For publicly-traded pharmaceutical and medical device companies, the risk of conducting business outside the U.S. is increasingly evident. In the last year, the Department of Justice (DOJ) and the Securities and Exchange Commission (SEC) have announced high-profile, high-dollar settlements of Foreign Corrupt Practices Act (FCPA) allegations against pharmaceutical and medical device companies:
In March 2012, Biomet Inc., a Warsaw, Indiana-based medical device company, entered into a deferred prosecution agreement with the DOJ to resolve alleged violations of the FCPA. The DOJ alleged Biomet, its subsidiaries, employees and agents made various improper payments from approximately 2000 to 2008 to publicly-employed health care providers in Argentina, Brazil and China to secure lucrative business with hospitals.
Biomet agreed to pay a $17.28 million criminal penalty. Biomet also agreed to disgorge $5.4 million in profits, including interest, to resolve SEC allegations.
Earlier this month at the U.N.’s conference on climate change, U.N. Secretary General Ban Ki-moon said the abnormal is the new normal with Arctic sea ice at record lows, superstorms and rising sea levels.
Secretary General Ban is in good company in his assessment that no one is immune to climate change – rich or poor.
Recently the World Bank released a report, Turn Down the Heat, finding that at the current rate of global warming, “[v]arious climatic extremes can be expected to change in intensity or frequency, including heat waves, intense rainfall events and related floods, and tropical cyclone intensity.”
State insurance exchanges form a central part of healthcare reform under the Affordable Care Act (ACA). Beginning in 2014, nearly every individual who is not covered under through an employer or government plan much purchase insurance or be subject to a penalty. State insurance exchanges will provide competitive marketplaces for individuals and small employers to directly compare and purchase private health insurance options based on price, quality and other factors.
In order to allow time for individuals to shop for and purchase insurance by the January 1, 2014 deadline, state insurance exchanges must be operational by October 1, 2013.
Although a few states moved quickly to establish an exchange, many states waited until after the Supreme Court ruling upholding the individual mandate and even after November election to decide on whether to establish an exchange. Further, the Department of Health and Human Services (HHS) has been slow to release the necessary regulations.
However, with the deadline for decisions looming this week, momentum is building.
This summer, the Supreme Court upheld the individual mandate provision of the Affordable Care Act (ACA), ensuring that millions of individuals in the U.S. now will have health insurance. And, although the Court rejected the penalty under the Medicaid expansion provision, it appears that millions more will gain insurance through this state-based program.
The simple reality is that without insurance, few people can afford healthcare.
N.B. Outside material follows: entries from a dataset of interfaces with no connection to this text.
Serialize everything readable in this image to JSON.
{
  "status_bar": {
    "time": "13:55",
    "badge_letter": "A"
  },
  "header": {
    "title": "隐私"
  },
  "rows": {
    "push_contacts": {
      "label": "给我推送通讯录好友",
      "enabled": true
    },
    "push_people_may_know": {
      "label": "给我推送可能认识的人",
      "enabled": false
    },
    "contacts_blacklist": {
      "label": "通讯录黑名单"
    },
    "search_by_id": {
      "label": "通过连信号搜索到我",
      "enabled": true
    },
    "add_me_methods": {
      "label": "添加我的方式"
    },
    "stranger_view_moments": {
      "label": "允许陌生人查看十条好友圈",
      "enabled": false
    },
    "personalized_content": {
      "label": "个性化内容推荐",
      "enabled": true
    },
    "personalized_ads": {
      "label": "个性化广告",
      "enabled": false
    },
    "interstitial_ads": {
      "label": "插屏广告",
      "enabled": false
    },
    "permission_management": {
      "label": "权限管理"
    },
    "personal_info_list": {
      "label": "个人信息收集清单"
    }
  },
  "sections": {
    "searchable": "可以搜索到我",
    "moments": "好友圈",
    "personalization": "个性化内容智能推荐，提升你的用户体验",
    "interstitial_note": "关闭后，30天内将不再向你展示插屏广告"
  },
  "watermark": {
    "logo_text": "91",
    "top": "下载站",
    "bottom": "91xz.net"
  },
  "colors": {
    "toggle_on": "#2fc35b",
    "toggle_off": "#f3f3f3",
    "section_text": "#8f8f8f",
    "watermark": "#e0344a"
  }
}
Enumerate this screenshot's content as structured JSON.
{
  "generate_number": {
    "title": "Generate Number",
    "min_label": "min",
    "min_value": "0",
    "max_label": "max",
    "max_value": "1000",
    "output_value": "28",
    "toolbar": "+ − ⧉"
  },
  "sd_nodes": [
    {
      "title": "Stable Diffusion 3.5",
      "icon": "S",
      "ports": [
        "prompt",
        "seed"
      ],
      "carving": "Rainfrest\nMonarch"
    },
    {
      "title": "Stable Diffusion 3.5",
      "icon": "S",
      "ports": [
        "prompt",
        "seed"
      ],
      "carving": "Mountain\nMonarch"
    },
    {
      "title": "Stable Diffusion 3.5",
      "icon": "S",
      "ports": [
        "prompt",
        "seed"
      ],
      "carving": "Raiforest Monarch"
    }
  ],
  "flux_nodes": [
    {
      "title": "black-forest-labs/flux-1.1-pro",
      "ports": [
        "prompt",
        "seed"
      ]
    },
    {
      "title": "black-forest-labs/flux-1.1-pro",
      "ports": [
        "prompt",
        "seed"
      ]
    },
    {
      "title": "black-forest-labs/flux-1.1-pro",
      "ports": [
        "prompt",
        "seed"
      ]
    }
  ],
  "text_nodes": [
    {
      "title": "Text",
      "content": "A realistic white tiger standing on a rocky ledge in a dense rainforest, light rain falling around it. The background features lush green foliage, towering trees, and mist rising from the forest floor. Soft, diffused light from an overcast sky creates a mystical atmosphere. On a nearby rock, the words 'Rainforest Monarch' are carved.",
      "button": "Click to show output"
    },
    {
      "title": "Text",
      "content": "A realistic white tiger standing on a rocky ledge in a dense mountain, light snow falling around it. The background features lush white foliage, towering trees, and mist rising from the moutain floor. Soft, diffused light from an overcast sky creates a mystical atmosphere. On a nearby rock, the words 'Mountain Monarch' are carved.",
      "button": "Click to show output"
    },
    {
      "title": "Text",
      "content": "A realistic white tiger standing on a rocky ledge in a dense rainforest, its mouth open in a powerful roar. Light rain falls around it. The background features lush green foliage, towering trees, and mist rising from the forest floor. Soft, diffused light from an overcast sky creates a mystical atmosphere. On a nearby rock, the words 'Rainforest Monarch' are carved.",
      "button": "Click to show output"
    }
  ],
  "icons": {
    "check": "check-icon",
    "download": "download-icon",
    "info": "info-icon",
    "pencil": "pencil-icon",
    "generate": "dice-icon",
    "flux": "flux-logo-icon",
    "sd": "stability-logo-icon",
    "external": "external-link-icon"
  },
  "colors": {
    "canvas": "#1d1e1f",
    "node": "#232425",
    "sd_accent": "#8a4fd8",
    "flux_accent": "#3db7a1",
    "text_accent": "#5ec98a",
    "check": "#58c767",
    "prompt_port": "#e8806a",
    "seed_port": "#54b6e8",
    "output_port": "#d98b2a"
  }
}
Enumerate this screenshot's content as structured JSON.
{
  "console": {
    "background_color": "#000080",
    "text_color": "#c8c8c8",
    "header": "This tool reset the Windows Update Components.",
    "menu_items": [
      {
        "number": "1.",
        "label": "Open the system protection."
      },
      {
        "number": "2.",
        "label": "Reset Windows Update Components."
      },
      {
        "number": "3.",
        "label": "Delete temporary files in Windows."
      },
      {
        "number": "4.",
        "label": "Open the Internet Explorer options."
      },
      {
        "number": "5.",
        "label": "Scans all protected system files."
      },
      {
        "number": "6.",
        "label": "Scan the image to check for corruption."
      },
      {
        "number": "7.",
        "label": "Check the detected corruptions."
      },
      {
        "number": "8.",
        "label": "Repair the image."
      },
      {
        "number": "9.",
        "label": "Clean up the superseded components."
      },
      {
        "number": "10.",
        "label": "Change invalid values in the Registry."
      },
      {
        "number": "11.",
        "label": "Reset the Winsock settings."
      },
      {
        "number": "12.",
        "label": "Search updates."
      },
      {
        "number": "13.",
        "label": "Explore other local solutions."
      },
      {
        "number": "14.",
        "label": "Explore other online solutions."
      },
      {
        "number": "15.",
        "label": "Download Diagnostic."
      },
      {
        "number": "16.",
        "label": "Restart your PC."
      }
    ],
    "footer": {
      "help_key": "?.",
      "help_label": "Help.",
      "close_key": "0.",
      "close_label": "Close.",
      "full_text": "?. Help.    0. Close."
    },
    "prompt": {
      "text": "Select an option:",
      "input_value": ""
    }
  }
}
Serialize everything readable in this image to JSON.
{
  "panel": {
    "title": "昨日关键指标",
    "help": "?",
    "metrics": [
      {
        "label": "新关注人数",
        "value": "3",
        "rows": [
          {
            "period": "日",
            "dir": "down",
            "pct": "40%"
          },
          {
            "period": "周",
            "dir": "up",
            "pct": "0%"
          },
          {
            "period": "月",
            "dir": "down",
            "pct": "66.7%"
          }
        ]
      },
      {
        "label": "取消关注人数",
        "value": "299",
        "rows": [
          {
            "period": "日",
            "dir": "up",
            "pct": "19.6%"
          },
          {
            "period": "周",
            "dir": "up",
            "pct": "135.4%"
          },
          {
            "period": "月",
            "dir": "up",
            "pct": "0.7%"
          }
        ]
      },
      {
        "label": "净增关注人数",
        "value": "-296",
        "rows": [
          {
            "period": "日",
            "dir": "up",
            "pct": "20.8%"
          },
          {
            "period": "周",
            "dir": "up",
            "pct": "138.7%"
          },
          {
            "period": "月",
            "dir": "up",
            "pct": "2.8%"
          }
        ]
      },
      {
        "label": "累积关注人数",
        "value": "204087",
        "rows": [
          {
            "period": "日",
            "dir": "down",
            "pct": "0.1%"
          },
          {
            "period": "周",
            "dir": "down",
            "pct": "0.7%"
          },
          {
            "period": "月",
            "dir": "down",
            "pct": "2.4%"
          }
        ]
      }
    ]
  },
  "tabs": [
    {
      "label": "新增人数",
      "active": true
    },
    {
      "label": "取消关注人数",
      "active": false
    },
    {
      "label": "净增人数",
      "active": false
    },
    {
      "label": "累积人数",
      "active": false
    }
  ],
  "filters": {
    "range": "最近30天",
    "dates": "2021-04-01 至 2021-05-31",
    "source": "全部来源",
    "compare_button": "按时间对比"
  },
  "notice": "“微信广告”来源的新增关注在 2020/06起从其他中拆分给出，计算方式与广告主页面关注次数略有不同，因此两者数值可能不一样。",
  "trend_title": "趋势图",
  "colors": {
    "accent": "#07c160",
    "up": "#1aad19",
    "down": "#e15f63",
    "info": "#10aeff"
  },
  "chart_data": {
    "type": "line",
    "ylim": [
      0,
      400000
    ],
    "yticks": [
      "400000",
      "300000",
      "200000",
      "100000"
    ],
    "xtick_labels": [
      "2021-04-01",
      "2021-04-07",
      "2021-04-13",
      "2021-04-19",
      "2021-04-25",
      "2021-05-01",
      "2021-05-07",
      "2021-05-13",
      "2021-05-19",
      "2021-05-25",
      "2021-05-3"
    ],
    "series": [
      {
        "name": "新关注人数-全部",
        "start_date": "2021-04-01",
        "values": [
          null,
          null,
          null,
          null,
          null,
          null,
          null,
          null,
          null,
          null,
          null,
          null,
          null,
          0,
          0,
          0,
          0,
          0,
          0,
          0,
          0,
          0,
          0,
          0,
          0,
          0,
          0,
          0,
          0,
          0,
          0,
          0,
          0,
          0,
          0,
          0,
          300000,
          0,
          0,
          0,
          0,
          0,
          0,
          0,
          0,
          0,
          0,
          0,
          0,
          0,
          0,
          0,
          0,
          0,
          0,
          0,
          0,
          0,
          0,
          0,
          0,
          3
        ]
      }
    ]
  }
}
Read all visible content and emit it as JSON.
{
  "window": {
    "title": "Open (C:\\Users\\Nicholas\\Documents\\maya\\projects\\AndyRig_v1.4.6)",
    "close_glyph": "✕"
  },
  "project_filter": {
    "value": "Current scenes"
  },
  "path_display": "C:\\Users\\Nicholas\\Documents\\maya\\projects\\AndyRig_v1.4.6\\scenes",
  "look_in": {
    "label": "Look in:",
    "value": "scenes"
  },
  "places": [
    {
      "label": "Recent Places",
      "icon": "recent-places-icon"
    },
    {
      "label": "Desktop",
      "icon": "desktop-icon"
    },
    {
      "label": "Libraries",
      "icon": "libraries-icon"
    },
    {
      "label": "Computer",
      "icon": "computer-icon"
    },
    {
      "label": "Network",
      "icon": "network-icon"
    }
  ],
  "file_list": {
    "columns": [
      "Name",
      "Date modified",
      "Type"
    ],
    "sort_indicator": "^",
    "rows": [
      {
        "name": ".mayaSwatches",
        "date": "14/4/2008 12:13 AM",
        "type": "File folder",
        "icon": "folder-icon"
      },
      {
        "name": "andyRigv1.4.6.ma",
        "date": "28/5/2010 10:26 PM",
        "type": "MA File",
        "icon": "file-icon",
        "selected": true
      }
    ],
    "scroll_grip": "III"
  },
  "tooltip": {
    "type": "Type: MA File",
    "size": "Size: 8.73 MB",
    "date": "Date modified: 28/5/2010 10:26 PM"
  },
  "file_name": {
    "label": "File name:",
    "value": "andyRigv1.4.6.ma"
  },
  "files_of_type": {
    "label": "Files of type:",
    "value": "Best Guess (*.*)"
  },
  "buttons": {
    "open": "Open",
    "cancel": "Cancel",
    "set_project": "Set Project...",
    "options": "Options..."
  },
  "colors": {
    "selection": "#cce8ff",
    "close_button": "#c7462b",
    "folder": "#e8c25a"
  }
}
According to an October 2011 report from the Kaiser Family Foundation, uninsured adults are “more than twice as likely to delay or forgo needed care as the insured” because of worries about high medical bills. Indeed, medical debt accounts for 60 percent of personal bankruptcies in the U.S.